R. Crumb’s faithful rendering of Genesis highlights the book’s inconsistencies, including the conflicting accounts of the creation of humanity.
Was Eve formed as a subservient “helper,” from Adam’s rib, or did the Lord make man and woman at the same time, with a let-there-be-light-type command? The simultaneous creation story is the older one, actually, but fundamentalists read them together, giving greater credence to the flesh-of-my-flesh, bone-of-my-bone version, and seeing (or at least acknowledging) no conflict.
Paul Morris rightly praises Crumb’s “portraits of the early forefathers and foremothers, as well as painstakingly detailed terrain, vegetation, and attire — an attentiveness that would border on overresearched if it weren’t so immersive.” Although I can’t judge as a historian or archaeologist would, Crumb’s Book of Genesis, like Eric Shanower’s Age of Bronze series, feels textured and informed, and anchored in a particular time and place.
I’d love to see his straight-faced take on Exodus, not to mention Leviticus, Numbers, and Deuteronomy.
But despite Crumb’s vastly superior artistry (above, and first panel below), as I read I kept thinking of the frightening, ill-reasoned, and weirdly campy tracts of one Jack Chick (second panel below), the most influential cartoonist of my young life.
Probably it’s all the Sodom and Gomorrah. And the brimstone and hellfire.
In the spirit of The Awl’s Public Apology column: Sorry again, ’80s Miami, for pressing This Was Your Life! on you in Tropical Park when you were just trying to have a picnic.

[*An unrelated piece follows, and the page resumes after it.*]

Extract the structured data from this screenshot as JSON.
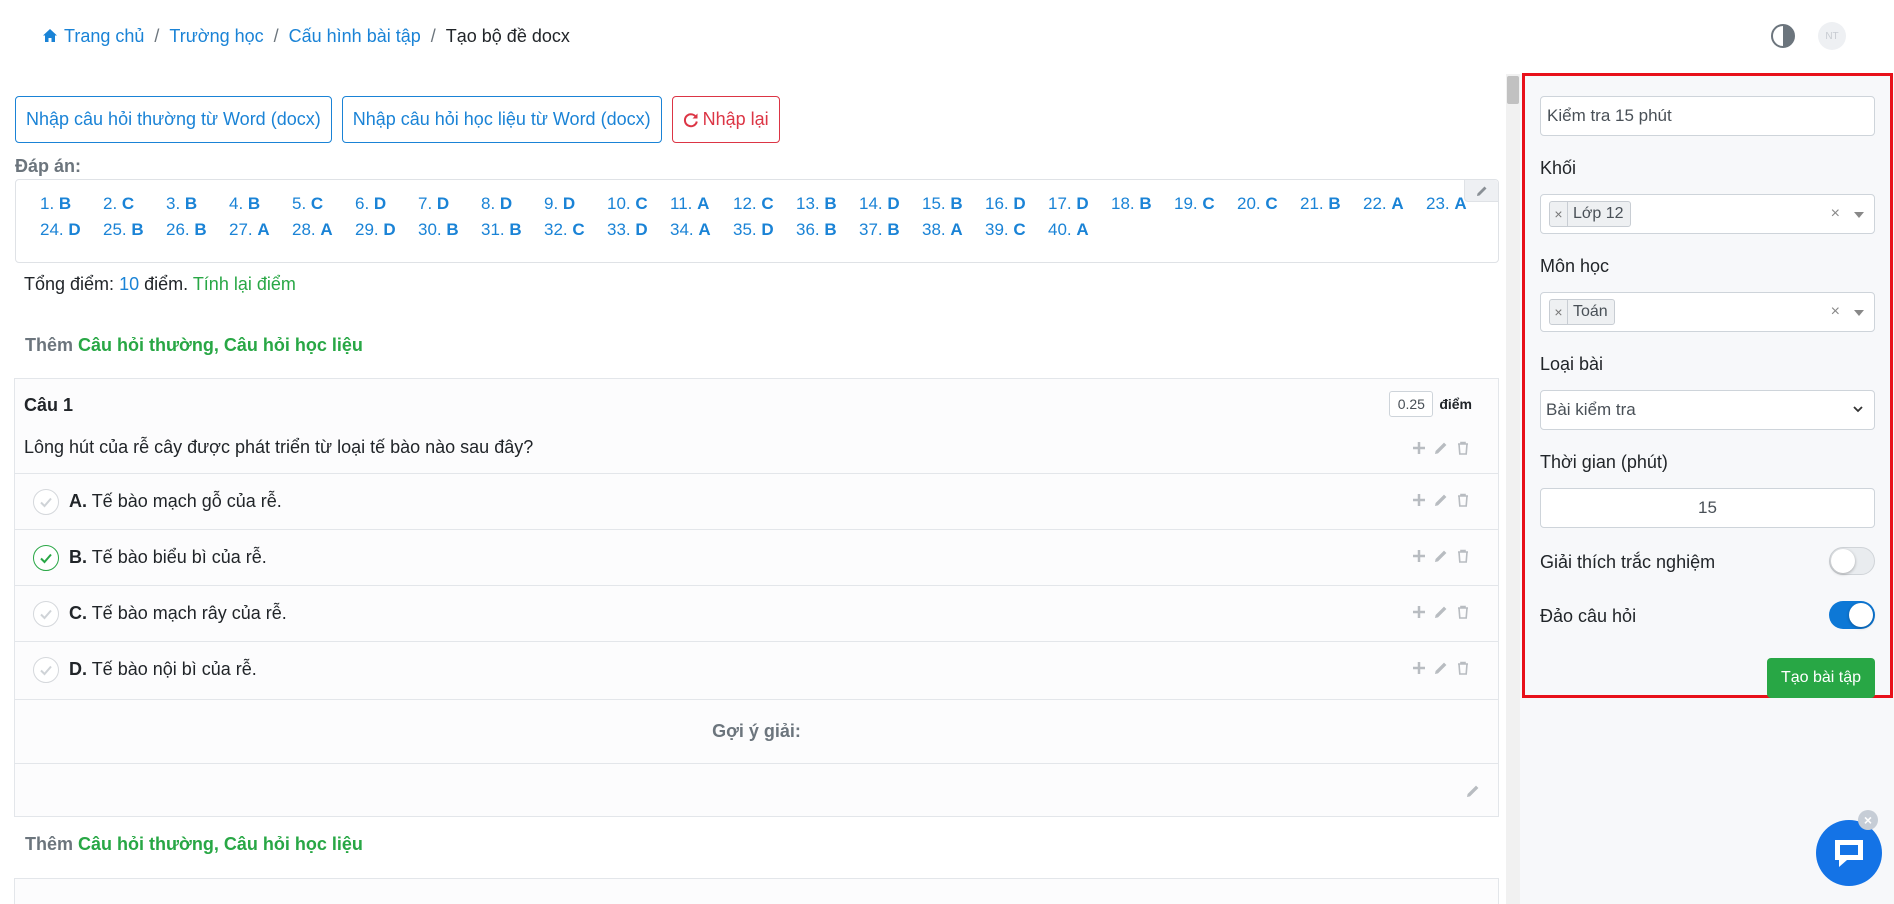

See, previously The face of Jack Chick, the Cthulhu witnesses, and a very Jack Chick Halloween.